INPUT ▸
━━━━

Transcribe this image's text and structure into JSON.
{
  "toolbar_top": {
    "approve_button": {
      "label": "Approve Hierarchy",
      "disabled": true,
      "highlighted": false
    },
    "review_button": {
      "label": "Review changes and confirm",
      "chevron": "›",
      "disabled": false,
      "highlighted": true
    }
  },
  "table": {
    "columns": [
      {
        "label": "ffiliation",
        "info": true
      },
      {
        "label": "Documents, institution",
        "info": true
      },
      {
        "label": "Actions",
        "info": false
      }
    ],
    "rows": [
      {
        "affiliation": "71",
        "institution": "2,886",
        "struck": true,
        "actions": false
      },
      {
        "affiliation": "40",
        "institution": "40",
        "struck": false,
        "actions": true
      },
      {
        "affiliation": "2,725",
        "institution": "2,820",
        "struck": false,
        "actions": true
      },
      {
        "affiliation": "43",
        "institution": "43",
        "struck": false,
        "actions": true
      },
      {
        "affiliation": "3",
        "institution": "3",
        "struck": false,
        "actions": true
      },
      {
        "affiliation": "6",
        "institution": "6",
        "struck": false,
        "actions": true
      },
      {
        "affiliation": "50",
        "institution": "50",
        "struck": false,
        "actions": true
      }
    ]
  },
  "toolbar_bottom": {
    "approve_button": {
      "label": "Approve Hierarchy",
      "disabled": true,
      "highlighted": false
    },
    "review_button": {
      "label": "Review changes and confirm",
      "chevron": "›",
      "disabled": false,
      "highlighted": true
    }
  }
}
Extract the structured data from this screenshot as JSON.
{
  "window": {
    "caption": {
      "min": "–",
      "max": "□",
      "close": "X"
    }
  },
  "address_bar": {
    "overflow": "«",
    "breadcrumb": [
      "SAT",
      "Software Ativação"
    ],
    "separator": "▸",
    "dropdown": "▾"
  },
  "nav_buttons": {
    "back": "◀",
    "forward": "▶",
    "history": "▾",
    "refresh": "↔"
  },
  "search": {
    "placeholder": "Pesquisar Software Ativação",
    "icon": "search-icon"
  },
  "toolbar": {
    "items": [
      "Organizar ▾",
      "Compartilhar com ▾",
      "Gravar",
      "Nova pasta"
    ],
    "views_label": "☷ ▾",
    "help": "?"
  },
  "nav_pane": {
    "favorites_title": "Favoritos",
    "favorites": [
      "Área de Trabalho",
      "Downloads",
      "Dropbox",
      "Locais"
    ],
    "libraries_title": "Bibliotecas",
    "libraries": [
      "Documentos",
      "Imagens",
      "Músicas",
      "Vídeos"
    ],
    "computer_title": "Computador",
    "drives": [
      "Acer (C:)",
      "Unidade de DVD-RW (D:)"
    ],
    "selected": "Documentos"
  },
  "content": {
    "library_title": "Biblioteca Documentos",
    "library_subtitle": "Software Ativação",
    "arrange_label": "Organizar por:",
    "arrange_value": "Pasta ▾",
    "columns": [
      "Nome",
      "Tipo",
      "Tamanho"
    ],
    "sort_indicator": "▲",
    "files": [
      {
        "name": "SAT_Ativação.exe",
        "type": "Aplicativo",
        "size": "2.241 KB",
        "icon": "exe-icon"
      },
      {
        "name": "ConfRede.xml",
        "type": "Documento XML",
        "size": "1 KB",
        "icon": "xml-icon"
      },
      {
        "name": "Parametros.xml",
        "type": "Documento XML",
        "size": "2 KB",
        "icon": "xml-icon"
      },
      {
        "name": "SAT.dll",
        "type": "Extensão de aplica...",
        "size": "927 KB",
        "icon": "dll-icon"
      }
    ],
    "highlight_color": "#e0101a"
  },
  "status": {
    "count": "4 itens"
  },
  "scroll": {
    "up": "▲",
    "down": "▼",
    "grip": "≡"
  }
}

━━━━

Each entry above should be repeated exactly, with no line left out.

ANSWER TO THE PROBLEM ▸
Transcribe this image's text and structure into JSON.
{
  "toolbar_top": {
    "approve_button": {
      "label": "Approve Hierarchy",
      "disabled": true,
      "highlighted": false
    },
    "review_button": {
      "label": "Review changes and confirm",
      "chevron": "›",
      "disabled": false,
      "highlighted": true
    }
  },
  "table": {
    "columns": [
      {
        "label": "ffiliation",
        "info": true
      },
      {
        "label": "Documents, institution",
        "info": true
      },
      {
        "label": "Actions",
        "info": false
      }
    ],
    "rows": [
      {
        "affiliation": "71",
        "institution": "2,886",
        "struck": true,
        "actions": false
      },
      {
        "affiliation": "40",
        "institution": "40",
        "struck": false,
        "actions": true
      },
      {
        "affiliation": "2,725",
        "institution": "2,820",
        "struck": false,
        "actions": true
      },
      {
        "affiliation": "43",
        "institution": "43",
        "struck": false,
        "actions": true
      },
      {
        "affiliation": "3",
        "institution": "3",
        "struck": false,
        "actions": true
      },
      {
        "affiliation": "6",
        "institution": "6",
        "struck": false,
        "actions": true
      },
      {
        "affiliation": "50",
        "institution": "50",
        "struck": false,
        "actions": true
      }
    ]
  },
  "toolbar_bottom": {
    "approve_button": {
      "label": "Approve Hierarchy",
      "disabled": true,
      "highlighted": false
    },
    "review_button": {
      "label": "Review changes and confirm",
      "chevron": "›",
      "disabled": false,
      "highlighted": true
    }
  }
}
Extract the structured data from this screenshot as JSON.
{
  "window": {
    "caption": {
      "min": "–",
      "max": "□",
      "close": "X"
    }
  },
  "address_bar": {
    "overflow": "«",
    "breadcrumb": [
      "SAT",
      "Software Ativação"
    ],
    "separator": "▸",
    "dropdown": "▾"
  },
  "nav_buttons": {
    "back": "◀",
    "forward": "▶",
    "history": "▾",
    "refresh": "↔"
  },
  "search": {
    "placeholder": "Pesquisar Software Ativação",
    "icon": "search-icon"
  },
  "toolbar": {
    "items": [
      "Organizar ▾",
      "Compartilhar com ▾",
      "Gravar",
      "Nova pasta"
    ],
    "views_label": "☷ ▾",
    "help": "?"
  },
  "nav_pane": {
    "favorites_title": "Favoritos",
    "favorites": [
      "Área de Trabalho",
      "Downloads",
      "Dropbox",
      "Locais"
    ],
    "libraries_title": "Bibliotecas",
    "libraries": [
      "Documentos",
      "Imagens",
      "Músicas",
      "Vídeos"
    ],
    "computer_title": "Computador",
    "drives": [
      "Acer (C:)",
      "Unidade de DVD-RW (D:)"
    ],
    "selected": "Documentos"
  },
  "content": {
    "library_title": "Biblioteca Documentos",
    "library_subtitle": "Software Ativação",
    "arrange_label": "Organizar por:",
    "arrange_value": "Pasta ▾",
    "columns": [
      "Nome",
      "Tipo",
      "Tamanho"
    ],
    "sort_indicator": "▲",
    "files": [
      {
        "name": "SAT_Ativação.exe",
        "type": "Aplicativo",
        "size": "2.241 KB",
        "icon": "exe-icon"
      },
      {
        "name": "ConfRede.xml",
        "type": "Documento XML",
        "size": "1 KB",
        "icon": "xml-icon"
      },
      {
        "name": "Parametros.xml",
        "type": "Documento XML",
        "size": "2 KB",
        "icon": "xml-icon"
      },
      {
        "name": "SAT.dll",
        "type": "Extensão de aplica...",
        "size": "927 KB",
        "icon": "dll-icon"
      }
    ],
    "highlight_color": "#e0101a"
  },
  "status": {
    "count": "4 itens"
  },
  "scroll": {
    "up": "▲",
    "down": "▼",
    "grip": "≡"
  }
}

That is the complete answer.